Storm #1 takes the reader on Storm’s journey to find out where she belongs. It is an interesting premise especially when Greg Pak unloads all of Storm’s identities and places she has called home on the second page! It is also surprising the story ends up being a journey of self-discovery. Since on the first page Storm declares she is older and a little wiser, which leads one to believe she has already found herself and is comfortable in her own skin.
Storm also doesn’t seem to be wiser at all; she is stubborn, impatient, and quick to anger. Despite being the Headmistress of the Jean Grey School for Higher Learning, she doesn’t feel a part of the school. Instead, she seems to be more independent, free from the school, doing her own thing, and even questioning her association with the school.

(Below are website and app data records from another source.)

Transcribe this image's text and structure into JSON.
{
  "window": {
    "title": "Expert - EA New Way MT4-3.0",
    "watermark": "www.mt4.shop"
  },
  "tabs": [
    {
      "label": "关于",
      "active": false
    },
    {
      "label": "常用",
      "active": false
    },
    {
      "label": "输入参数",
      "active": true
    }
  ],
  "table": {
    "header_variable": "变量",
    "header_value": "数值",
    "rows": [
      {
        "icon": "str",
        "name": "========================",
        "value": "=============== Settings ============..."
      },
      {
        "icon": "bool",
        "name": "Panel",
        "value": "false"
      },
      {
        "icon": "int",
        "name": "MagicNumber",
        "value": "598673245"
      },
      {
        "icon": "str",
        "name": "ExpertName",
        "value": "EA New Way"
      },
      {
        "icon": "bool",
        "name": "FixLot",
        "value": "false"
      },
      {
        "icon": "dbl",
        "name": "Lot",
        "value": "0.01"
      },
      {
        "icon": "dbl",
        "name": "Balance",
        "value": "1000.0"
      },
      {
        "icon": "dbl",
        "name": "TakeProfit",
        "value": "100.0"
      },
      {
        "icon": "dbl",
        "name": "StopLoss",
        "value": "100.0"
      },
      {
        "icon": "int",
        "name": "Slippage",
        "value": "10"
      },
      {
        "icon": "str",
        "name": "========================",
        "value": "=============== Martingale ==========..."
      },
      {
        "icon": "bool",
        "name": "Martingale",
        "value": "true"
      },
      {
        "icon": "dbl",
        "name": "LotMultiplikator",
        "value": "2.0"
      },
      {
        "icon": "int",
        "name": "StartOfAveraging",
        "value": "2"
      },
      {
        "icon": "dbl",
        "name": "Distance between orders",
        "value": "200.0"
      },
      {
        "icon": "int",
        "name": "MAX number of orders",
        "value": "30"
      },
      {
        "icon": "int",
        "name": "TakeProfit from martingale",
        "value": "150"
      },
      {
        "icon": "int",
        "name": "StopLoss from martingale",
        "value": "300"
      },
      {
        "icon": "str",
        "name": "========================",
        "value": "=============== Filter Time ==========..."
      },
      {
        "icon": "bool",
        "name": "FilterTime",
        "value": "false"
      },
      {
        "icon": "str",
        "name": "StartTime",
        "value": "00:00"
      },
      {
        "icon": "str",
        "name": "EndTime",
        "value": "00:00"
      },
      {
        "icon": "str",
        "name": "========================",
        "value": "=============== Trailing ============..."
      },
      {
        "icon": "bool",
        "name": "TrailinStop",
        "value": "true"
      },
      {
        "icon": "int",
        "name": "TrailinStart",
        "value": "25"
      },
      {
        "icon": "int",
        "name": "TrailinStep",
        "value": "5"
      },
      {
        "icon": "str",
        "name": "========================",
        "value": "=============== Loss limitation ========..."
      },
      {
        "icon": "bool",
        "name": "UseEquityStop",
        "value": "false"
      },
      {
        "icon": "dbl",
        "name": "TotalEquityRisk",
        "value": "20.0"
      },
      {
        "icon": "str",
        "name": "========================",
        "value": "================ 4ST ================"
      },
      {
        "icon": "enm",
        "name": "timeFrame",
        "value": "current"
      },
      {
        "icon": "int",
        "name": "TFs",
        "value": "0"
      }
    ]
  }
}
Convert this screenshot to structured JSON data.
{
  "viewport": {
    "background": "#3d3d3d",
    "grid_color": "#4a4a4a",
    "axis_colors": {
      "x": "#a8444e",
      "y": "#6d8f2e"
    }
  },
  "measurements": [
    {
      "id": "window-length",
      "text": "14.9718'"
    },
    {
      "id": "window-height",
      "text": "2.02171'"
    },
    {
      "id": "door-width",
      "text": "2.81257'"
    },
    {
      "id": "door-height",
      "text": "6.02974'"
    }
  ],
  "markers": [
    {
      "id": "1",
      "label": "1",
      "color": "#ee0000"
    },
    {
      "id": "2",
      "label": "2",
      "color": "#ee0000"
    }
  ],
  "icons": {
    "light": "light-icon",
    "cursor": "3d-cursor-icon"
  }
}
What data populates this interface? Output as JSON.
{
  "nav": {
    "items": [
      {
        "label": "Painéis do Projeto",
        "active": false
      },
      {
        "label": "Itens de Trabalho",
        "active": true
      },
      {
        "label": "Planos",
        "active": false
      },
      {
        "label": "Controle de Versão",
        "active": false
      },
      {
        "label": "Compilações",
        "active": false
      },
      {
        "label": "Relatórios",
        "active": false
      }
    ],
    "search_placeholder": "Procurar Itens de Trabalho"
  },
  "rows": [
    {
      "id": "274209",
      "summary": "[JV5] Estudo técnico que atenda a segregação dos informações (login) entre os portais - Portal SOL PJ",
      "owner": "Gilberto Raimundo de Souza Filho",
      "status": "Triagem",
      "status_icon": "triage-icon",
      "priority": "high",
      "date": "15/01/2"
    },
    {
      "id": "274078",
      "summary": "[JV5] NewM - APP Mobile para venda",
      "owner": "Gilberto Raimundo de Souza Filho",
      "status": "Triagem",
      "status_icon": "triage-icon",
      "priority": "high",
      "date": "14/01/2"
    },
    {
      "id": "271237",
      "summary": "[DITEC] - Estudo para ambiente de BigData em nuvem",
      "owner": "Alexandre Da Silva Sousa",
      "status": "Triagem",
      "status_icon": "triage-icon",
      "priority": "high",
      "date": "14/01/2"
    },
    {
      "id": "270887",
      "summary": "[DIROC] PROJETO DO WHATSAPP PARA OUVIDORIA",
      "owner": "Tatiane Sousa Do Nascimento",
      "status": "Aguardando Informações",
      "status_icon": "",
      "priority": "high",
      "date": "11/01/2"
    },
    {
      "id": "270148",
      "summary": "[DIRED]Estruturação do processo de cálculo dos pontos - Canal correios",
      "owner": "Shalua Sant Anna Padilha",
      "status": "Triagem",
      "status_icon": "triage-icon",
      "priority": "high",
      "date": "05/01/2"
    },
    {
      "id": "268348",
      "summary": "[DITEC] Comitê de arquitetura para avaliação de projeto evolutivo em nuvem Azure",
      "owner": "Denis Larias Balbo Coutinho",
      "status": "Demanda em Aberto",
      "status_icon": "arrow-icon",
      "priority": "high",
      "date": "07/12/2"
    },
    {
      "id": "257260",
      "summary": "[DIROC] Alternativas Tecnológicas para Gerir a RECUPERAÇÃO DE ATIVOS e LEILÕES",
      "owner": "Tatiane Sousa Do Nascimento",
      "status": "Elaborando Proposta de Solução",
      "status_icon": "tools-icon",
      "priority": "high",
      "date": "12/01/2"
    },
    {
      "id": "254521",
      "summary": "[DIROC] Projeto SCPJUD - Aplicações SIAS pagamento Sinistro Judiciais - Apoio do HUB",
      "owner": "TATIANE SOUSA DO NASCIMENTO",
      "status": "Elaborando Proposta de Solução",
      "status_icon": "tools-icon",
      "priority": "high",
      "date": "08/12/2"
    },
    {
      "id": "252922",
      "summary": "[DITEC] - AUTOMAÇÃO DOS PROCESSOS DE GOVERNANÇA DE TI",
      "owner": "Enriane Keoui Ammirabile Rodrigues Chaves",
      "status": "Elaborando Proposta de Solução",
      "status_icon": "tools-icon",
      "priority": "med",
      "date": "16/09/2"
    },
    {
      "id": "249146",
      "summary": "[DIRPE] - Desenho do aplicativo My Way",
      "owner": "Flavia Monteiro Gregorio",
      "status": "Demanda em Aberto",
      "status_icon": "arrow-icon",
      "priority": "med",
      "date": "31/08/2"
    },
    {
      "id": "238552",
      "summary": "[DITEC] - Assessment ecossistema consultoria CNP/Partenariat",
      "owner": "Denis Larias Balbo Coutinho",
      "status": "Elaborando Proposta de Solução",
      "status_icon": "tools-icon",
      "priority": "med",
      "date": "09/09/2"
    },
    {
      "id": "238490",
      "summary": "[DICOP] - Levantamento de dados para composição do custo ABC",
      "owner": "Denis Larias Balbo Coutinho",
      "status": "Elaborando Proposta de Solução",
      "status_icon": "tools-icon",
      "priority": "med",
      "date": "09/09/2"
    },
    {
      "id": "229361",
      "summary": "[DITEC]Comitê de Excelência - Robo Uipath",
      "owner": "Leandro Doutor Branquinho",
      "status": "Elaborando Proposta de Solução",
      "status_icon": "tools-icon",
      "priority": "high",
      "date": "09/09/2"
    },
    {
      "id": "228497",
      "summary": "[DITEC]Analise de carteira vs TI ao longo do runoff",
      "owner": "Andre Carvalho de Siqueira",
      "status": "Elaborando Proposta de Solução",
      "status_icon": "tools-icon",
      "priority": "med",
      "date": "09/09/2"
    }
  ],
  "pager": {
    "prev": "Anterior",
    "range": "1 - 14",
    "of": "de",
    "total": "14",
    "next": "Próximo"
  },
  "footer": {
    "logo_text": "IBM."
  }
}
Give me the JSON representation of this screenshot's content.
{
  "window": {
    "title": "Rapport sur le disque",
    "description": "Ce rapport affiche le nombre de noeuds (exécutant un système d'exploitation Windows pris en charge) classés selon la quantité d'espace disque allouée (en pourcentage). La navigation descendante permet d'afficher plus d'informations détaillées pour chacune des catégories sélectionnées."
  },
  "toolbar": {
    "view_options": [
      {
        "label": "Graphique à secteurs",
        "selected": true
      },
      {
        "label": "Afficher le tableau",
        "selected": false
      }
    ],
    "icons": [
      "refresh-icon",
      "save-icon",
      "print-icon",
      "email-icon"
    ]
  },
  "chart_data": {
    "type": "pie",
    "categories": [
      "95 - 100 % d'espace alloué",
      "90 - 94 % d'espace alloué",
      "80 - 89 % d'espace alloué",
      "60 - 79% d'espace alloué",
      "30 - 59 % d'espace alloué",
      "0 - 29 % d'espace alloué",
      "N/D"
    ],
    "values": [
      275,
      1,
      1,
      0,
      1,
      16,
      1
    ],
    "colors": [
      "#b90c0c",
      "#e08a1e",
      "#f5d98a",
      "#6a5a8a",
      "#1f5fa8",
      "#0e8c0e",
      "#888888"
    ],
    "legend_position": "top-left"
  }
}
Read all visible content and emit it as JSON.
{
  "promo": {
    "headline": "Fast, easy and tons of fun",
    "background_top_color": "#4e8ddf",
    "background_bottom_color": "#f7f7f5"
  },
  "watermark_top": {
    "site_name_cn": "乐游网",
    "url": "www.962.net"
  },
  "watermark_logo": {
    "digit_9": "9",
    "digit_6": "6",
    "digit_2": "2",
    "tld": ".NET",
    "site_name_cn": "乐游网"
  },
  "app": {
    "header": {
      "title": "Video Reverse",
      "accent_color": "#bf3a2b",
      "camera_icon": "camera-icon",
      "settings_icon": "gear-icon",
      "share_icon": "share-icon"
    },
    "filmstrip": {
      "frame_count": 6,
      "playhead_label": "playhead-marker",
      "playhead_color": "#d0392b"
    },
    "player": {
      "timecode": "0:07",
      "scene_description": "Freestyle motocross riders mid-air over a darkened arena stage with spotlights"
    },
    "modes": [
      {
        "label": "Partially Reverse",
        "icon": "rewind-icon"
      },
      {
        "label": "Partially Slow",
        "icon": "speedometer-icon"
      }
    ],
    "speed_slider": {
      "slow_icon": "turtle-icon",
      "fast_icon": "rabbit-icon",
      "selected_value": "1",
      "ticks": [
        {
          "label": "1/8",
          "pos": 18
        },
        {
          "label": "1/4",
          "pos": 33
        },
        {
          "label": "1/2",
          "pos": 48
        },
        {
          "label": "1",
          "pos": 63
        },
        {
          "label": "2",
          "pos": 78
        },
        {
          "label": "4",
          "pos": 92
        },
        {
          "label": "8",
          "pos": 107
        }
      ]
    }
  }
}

One of the strangest scenes in the book is when Storm is confronted by one of her pupils, Marisol Guerra, who is homesick and upset she is not able to be home. Marisol gets in Storm’s face calling her a sellout and accuses her of kidnapping her and stealing her from her home. The argument seems altogether ludicrous since everything this reviewer has read is all students voluntarily come to the school and no one is forcing them to stay. Storm is befuddled and does not address this issue at all, but attempts to address an accusation of mutant ideology indoctrination. The argument escalates and Storm reacts violently summoning a lightning storm within the school and stomps out of the room like a spoiled brat. Pak himself admits the insult shouldn’t bother Storm, but it does and she abandons her responsibility to Marisol and the school in a fit of a rage unbecoming of a Headmistress and a supposed wiser and older Storm.
The abandonment does lead to a foreseeable climax where Victor Ibanez gets to show off more of Storm’s impressive powers, tossing tanks through the air and sending soldiers flying with a gust of wind. Ibanez really excels in the emotional range he is able to convey through Storm’s facial features from remorse and happiness to anger and pride. However, not all of the artwork is as impressive. Beast looks more like a walking hunchbacked ape than an intelligent and strong mutant.
Returning to the story, Pak attempts to bring Storm’s journey of finding herself full circle, even making a jab at it by hinting Storm herself will “lose and find where she belongs a hundred times.” The story is a slap in the face of the reader telling us Storm is wiser and older, only to have her go and lose herself and act like a young, immature, hotheaded teenager.

A plot line that takes the reader from a wise, strong and in-charge Storm to a loose cannon who forsakes her responsibilities in a fit of rage disrespects not only the reader but the character as well.